Stories about MoneyIn the “Stories about money”, the dazzling significance of money is the focal point. It examines the complex relations that the doll’s house from the Gontard family or the Heller altar from A. Dürer may have to money: on the one hand, there was economy, which needed to be learnt, and on the other hand salvation, which merchants hoped to buy in this manner.
Financial Center“Financial center” focuses on the players of the city of money, the bankers of the past and present and their institutions. The private bankers of the 18th century are up against the bankers of today. Both characterised the city’s image on many levels. The architecture of many skyscrapers is visible to all as well as the only skyline in Germany to feature them.
Up and Down“Up and down” follows the trade cycles from the 16th century to the present. The global upturns and downturns of money flows also had an effect on life in Frankfurt.
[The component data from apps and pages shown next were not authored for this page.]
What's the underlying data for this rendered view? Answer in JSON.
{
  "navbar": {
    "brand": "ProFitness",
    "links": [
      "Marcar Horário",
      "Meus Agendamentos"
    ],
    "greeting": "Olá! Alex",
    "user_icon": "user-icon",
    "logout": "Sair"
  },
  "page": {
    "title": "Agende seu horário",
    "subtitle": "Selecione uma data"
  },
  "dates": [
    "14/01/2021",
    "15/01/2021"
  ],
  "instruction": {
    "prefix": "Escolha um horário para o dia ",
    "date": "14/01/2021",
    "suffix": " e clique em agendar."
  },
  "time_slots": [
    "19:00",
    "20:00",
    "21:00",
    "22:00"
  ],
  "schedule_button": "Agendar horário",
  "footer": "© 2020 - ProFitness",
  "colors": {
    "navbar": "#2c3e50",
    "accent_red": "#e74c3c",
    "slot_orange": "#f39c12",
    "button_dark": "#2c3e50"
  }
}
The gallery “Global City” shows visitors the role of Frankfurt as a central place of German history and as a secret capital city. “The Emperor Makers” focuses on Frankfurt as a city of election and coronation. “Representatives of the People” evoke the democratic awakening, which reached its high point in 1848 through the national assembly in the Paulskirche. “Crossings” thematise Frankfurt’s role as a transport hub. “Communication” highlights the city’s diverse relations to publishers, books and writing.